To do -
Leave the images out and write out each entry exactly as shown.

Records for the exercise -
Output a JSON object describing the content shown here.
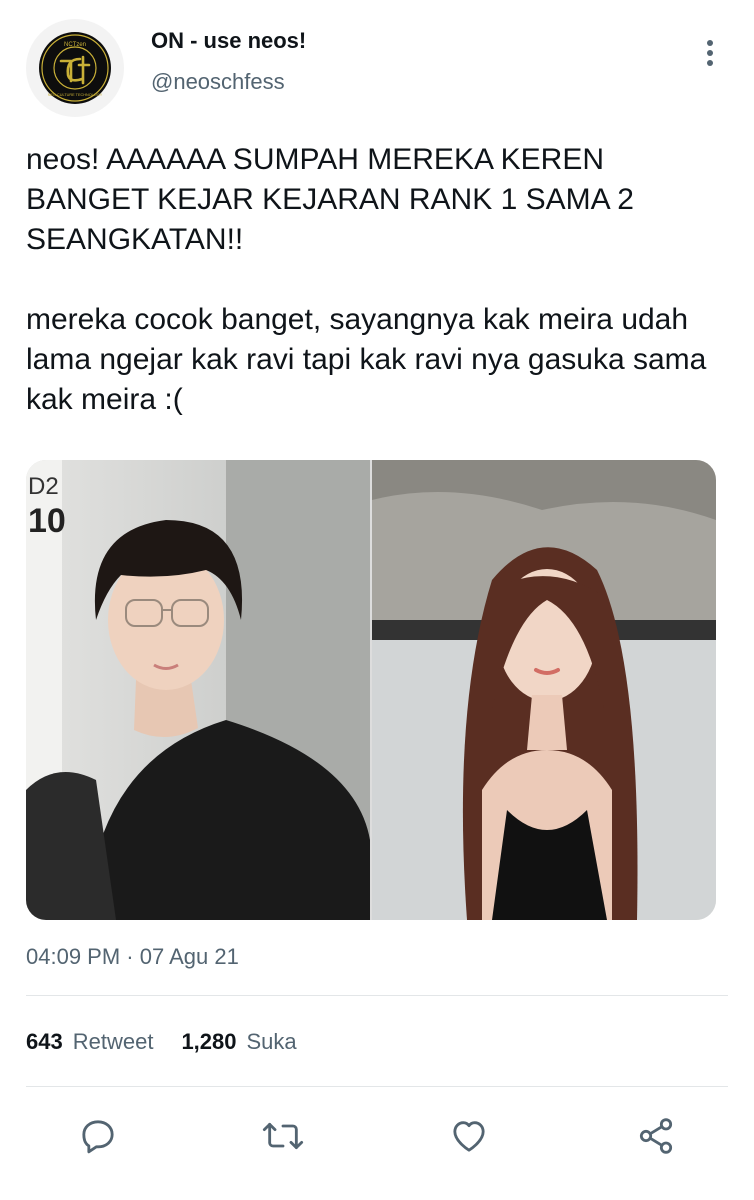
{
  "author": {
    "name": "ON - use neos!",
    "handle": "@neoschfess",
    "avatar_text_top": "NCTzen",
    "avatar_text_ring": "NEO CULTURE TECHNOLOGY"
  },
  "tweet": {
    "paragraphs": [
      "neos! AAAAAA SUMPAH MEREKA KEREN BANGET KEJAR KEJARAN RANK 1 SAMA 2 SEANGKATAN!!",
      "mereka cocok banget, sayangnya kak meira udah lama ngejar kak ravi tapi kak ravi nya gasuka sama kak meira :("
    ],
    "media": [
      {
        "sign_text_1": "D2",
        "sign_text_2": "10"
      },
      {}
    ],
    "timestamp": "04:09 PM · 07 Agu 21"
  },
  "stats": {
    "retweets_count": "643",
    "retweets_label": "Retweet",
    "likes_count": "1,280",
    "likes_label": "Suka"
  },
  "icons": [
    "more-vertical-icon",
    "reply-icon",
    "retweet-icon",
    "like-icon",
    "share-icon"
  ],
  "colors": {
    "text": "#0f1419",
    "secondary": "#536471",
    "divider": "#e3e6e8",
    "logo_gold": "#c9b037"
  }
}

Task output -
Output a JSON object describing the content shown here.
{
  "author": {
    "name": "ON - use neos!",
    "handle": "@neoschfess",
    "avatar_text_top": "NCTzen",
    "avatar_text_ring": "NEO CULTURE TECHNOLOGY"
  },
  "tweet": {
    "paragraphs": [
      "neos! AAAAAA SUMPAH MEREKA KEREN BANGET KEJAR KEJARAN RANK 1 SAMA 2 SEANGKATAN!!",
      "mereka cocok banget, sayangnya kak meira udah lama ngejar kak ravi tapi kak ravi nya gasuka sama kak meira :("
    ],
    "media": [
      {
        "sign_text_1": "D2",
        "sign_text_2": "10"
      },
      {}
    ],
    "timestamp": "04:09 PM · 07 Agu 21"
  },
  "stats": {
    "retweets_count": "643",
    "retweets_label": "Retweet",
    "likes_count": "1,280",
    "likes_label": "Suka"
  },
  "icons": [
    "more-vertical-icon",
    "reply-icon",
    "retweet-icon",
    "like-icon",
    "share-icon"
  ],
  "colors": {
    "text": "#0f1419",
    "secondary": "#536471",
    "divider": "#e3e6e8",
    "logo_gold": "#c9b037"
  }
}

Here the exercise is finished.